This film is made by three people who all worked together on the 1974 film "Vase de Noces". Jean-Pol Ferbus is listed as "Second Unit Director", Dominique Garny was co-writer and actor, and of course Thierry Zéno was producer, writer, editor, cinematographer and director on it. Anyone who's seen "Vase de Noces" knows that it deals with rather odd subjects, and no doubt that if a documentary was being made by the people behind it, it wouldn't exactly be about a pop band or some other shit like that. Obviously it would be about something bizarre or shocking. "Of The Dead" is just that, it's about death. Everyone knows about death and dying, but people don't talk about it enough to really know how other people deal with it.
With the use of footage of the dead, of embalming, and of people close to dying, this film shows exactly what is needed to gain interest. It doesn't shy away from showing in graphic detail that in some cultures animal sacrifice is common at the funerals, or that some people wish to be cremated after they're gone. It doesn't shy away from showing us the dead or how they are being dealt with before funerals. While it's not as gory and sickening as the newer film "Orozco The Embalmer" is as far as death footage goes, this one is more like a documentary and has higher education value. Personally I prefer the above mentioned over this film, because "Of The Dead" often became alot more boring and not as fascinating, because the cultures they show doesn't really stray away from what one would expect from them. I'd say that the subjects that are brought up in this film, there were really only two or three that I felt were interesting enough. The first one is when a woman talks about her husband and how he told her about his cancer. This was something I actually cared about because it was more about life and it's end, than it was about death. The second was where they talked about people who choose to be frozen, in hopes that the future can help them back to life. I've always known that people do this, but here it gave me some insight from the people who work with it, and they never say that it will work, but just that the people they freeze wants to have a chance if it ever would work. The final part that I found interesting was one where they talk with handicapped people who had some weird muscular disease. Unlike "Special Dead", it wasn't to laugh at handicapped people, obviously. But it was cool to hear what people who are so close to dying were thinking about it. Other than these things, all I found worth watching was seeing dead bodies.

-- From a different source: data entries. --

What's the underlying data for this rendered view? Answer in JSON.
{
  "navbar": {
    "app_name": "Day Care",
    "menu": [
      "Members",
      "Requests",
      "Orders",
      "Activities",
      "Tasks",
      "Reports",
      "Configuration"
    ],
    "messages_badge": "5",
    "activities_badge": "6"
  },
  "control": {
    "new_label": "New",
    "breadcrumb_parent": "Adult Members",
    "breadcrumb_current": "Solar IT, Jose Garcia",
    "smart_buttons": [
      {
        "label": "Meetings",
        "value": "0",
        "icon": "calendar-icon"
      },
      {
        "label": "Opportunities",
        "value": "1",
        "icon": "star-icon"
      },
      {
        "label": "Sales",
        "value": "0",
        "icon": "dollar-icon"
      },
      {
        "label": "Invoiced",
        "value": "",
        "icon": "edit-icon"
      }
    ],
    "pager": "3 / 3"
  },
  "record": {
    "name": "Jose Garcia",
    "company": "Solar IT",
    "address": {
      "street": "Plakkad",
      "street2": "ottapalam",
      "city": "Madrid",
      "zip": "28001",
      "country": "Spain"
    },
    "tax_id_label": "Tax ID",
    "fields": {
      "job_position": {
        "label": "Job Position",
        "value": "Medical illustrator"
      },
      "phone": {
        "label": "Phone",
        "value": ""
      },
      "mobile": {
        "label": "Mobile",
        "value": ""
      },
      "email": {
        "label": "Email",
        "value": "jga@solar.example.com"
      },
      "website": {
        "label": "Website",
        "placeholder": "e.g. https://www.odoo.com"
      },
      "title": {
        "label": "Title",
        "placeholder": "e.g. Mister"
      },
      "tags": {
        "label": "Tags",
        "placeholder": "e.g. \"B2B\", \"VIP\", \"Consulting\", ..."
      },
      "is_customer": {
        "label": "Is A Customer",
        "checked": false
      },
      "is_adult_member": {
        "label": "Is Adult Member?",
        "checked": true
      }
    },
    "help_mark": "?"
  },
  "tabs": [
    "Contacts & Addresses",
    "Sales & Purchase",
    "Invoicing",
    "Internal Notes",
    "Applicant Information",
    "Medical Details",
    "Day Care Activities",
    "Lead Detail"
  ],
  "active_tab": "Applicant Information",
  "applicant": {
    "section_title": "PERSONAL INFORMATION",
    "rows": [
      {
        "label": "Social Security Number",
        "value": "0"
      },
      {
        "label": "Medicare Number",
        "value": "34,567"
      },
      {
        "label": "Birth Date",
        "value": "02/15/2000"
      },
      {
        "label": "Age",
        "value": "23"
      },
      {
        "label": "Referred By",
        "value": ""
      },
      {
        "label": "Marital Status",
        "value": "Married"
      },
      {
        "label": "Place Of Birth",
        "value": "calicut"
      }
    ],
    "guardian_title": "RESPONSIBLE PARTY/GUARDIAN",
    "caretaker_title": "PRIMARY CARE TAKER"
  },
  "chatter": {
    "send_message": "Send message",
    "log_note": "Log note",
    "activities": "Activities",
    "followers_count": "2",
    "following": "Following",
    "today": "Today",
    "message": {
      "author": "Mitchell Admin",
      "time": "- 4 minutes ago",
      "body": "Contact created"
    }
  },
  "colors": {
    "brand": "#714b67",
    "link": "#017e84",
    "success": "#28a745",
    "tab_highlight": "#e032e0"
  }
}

The film probably has more to offer to someone who cares about cultures more than I do. I'm not saying you won't learn stuff from this film, because you will. The film has plenty of disturbing death footage, and something I thought stood out was a scene where we see a corpse being cremated. I don't think I've ever seen that in such detail before, and it was really unique to see the burning flesh and the bones becoming ashes. I recommend this film to those who already are into the genre, or to those who are interested in other cultures. If you just want to see real gore and corpses, watch "Orozco The Embalmer". Overall it was decent for what it is, but I wish it would've been so much more.